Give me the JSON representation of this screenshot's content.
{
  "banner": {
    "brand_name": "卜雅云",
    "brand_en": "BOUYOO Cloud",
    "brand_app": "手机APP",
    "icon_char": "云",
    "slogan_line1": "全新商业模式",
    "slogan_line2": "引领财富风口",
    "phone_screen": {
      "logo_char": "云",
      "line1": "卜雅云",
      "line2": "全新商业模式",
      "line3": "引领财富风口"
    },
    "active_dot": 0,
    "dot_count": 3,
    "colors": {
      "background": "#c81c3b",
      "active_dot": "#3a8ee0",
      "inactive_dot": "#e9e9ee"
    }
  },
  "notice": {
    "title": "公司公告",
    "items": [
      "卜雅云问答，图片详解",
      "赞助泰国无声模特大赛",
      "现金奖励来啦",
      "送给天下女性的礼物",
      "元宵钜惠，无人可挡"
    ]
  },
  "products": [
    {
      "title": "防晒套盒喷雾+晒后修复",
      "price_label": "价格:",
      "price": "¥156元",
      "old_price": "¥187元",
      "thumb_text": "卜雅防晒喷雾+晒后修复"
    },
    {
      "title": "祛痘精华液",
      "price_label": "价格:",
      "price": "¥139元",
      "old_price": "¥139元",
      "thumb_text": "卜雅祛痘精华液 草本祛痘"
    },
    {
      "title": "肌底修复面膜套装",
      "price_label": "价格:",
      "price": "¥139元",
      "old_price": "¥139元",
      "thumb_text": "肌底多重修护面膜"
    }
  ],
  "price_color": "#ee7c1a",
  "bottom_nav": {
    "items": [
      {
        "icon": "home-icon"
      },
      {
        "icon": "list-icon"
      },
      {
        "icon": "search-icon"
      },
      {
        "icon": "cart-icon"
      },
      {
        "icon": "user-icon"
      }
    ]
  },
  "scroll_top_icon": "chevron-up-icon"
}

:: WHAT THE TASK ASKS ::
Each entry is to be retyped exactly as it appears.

:: WRITTEN SOLUTION ::
Give me the JSON representation of this screenshot's content.
{
  "banner": {
    "brand_name": "卜雅云",
    "brand_en": "BOUYOO Cloud",
    "brand_app": "手机APP",
    "icon_char": "云",
    "slogan_line1": "全新商业模式",
    "slogan_line2": "引领财富风口",
    "phone_screen": {
      "logo_char": "云",
      "line1": "卜雅云",
      "line2": "全新商业模式",
      "line3": "引领财富风口"
    },
    "active_dot": 0,
    "dot_count": 3,
    "colors": {
      "background": "#c81c3b",
      "active_dot": "#3a8ee0",
      "inactive_dot": "#e9e9ee"
    }
  },
  "notice": {
    "title": "公司公告",
    "items": [
      "卜雅云问答，图片详解",
      "赞助泰国无声模特大赛",
      "现金奖励来啦",
      "送给天下女性的礼物",
      "元宵钜惠，无人可挡"
    ]
  },
  "products": [
    {
      "title": "防晒套盒喷雾+晒后修复",
      "price_label": "价格:",
      "price": "¥156元",
      "old_price": "¥187元",
      "thumb_text": "卜雅防晒喷雾+晒后修复"
    },
    {
      "title": "祛痘精华液",
      "price_label": "价格:",
      "price": "¥139元",
      "old_price": "¥139元",
      "thumb_text": "卜雅祛痘精华液 草本祛痘"
    },
    {
      "title": "肌底修复面膜套装",
      "price_label": "价格:",
      "price": "¥139元",
      "old_price": "¥139元",
      "thumb_text": "肌底多重修护面膜"
    }
  ],
  "price_color": "#ee7c1a",
  "bottom_nav": {
    "items": [
      {
        "icon": "home-icon"
      },
      {
        "icon": "list-icon"
      },
      {
        "icon": "search-icon"
      },
      {
        "icon": "cart-icon"
      },
      {
        "icon": "user-icon"
      }
    ]
  },
  "scroll_top_icon": "chevron-up-icon"
}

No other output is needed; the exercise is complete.